Population Sciences

The goal of precision medicine is to broadly improve both individual and population health. To achieve this, we need to fully understand the impact of social, behavioral, environmental and structural factors.

With the help of computational health sciences, and as the knowledge network is developed, patients and providers will be able to see how these factors relate to the individual patient in front of them. This knowledge can improve individuals’ understanding of their health, empower them to make behavioral changes that prevent disease, and improve their compliance with therapies.

Practitioners and patients alike, using digital health tools, will contribute patients’ personal data to the network.
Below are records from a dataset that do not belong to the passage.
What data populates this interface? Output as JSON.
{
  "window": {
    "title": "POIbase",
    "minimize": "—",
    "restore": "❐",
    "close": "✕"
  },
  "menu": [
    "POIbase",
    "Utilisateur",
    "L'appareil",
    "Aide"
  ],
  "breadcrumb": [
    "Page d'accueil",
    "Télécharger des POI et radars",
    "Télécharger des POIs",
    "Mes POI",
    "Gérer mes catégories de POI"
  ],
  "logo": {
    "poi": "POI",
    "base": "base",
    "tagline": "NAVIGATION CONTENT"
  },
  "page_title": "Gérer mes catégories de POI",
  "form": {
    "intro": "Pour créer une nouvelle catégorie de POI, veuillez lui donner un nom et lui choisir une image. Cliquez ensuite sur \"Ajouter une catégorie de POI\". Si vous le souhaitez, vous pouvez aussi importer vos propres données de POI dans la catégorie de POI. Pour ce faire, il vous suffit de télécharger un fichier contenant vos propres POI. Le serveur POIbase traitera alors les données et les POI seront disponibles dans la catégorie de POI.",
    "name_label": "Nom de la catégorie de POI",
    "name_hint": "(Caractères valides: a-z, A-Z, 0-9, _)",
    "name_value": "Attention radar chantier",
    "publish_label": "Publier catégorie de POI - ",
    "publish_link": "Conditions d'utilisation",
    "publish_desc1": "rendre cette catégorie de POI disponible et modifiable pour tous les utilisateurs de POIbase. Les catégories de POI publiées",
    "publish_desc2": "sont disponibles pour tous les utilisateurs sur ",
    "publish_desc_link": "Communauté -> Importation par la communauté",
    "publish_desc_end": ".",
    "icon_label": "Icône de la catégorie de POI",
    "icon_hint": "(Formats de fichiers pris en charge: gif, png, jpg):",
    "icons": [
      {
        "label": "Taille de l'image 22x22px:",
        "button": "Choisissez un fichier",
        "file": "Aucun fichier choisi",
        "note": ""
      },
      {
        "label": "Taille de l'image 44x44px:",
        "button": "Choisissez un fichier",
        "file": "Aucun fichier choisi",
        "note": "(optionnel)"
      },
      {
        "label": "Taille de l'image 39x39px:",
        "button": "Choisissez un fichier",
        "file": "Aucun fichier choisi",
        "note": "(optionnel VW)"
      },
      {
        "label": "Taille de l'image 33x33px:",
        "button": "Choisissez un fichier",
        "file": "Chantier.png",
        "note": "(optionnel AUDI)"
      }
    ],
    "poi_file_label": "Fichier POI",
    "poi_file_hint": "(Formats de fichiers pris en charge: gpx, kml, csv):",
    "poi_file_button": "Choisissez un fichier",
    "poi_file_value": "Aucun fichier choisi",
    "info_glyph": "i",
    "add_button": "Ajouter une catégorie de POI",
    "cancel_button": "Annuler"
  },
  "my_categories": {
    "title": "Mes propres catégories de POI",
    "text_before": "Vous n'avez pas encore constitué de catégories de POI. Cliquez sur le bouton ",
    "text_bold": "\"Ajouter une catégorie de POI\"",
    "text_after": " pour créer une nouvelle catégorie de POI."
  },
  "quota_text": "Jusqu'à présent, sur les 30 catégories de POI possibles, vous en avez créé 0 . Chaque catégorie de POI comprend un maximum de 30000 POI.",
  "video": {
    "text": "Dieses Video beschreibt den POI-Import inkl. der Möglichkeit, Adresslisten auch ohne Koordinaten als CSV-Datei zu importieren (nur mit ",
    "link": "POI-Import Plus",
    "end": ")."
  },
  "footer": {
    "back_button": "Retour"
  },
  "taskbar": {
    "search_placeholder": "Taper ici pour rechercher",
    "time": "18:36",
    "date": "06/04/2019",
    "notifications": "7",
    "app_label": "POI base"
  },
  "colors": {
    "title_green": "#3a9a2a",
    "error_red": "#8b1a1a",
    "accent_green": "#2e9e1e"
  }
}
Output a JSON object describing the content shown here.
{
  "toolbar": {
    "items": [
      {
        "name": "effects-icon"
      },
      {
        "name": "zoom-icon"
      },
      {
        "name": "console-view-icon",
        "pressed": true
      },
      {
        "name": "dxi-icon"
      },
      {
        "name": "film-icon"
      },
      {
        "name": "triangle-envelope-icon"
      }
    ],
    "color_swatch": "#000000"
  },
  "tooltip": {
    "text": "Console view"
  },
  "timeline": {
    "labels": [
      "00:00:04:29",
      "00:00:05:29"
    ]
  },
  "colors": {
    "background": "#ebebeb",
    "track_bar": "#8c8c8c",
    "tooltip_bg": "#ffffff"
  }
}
Given the size and diversity of the patient population across the UC system, the lessons we learn here will be applicable to people worldwide.

Leading Centers and Initiatives

Driving Projects

Led by the National Institutes of Health (NIH), All of Us is an unprecedented effort to gather genetic, biological, environmental, health and lifestyle data from 1 million or more volunteer participants living in the United States. A major component of the federal Precision Medicine Initiative, the program’s ultimate goal is to accelerate research and improve health.  In California, the program has been implemented by the California Precision Medicine Consortium, which includes  UCSF, UCSD, UCI, UCD, USC, and Cedars-Sinai Medical Center. Dr. Robert Hiatt, MD, PhD, leads the program for UCSF, highlights the importance of having a robustly diverse population in San Francisco and what can be learned by participating.

Led by Alexis Cobbins and Dr. Larry Rand, the Global Preterm Birth Initiative at UCSF Benioff Children’s Hospitals focuses on biological, behavioral, and social factors that drive premature birth, the initiative seeks to define cultural and social barriers to the adoption of healthy practices, and to contribute to the development of new treatments and diagnostic tools. 

The San Francisco Cancer Initiative (SF CAN) is a collaborative effort to reduce cancer in San Francisco by engaging health care systems, government, community leaders, and residents. SF CAN focuses on five (breast, coloreactal, liver, prostate and tobacco related) of the city’s most common cancers likely to be affected by known interventions or better screening. Since many of those cancers affect certain racial and ethnic minorities and the socially disadvantaged more than other groups, a primary focus of SF CAN aim to reduce inequities in prevention, screening rates, access to quality healthcare, and outcomes. 

The UCSF Health Atlas, a new (as of Spring 2020), interactive population health mapping website that curates publicly available data and visualizes it at the census tract level. The UCSF Health Atlas  which will enable researchers to explore neighborhood-level characteristics and see how they relate, also includes regularly updated information on COVID-19 cases and deaths in California. In an effort to encourage UCSF researchers to consider population health principles in their research, education, and clinical care, Health Atlas includes data at the census tract and county level for over 100 contextual characteristics across California. 

Women Informed to Screen Depending on Measures of Risk (WISDOM) is a five-year study that tests two different approaches to breast cancer screening – annual mammography vs. a personalized, risk-based approach. The goal is to determine whether personalized screening is as safe, effective and accepted compared to annual screening. Our personalized screening approach takes multiple risk factors into consideration, including genetic markers, to determine how frequently someone should be screened by mammogram. Over time, we can learn which of these risk factors are most important and continue to adapt our screening recommendations accordingly. This is a UC Health, system-wide study, led by UCSF's Dr. Laura Esserman.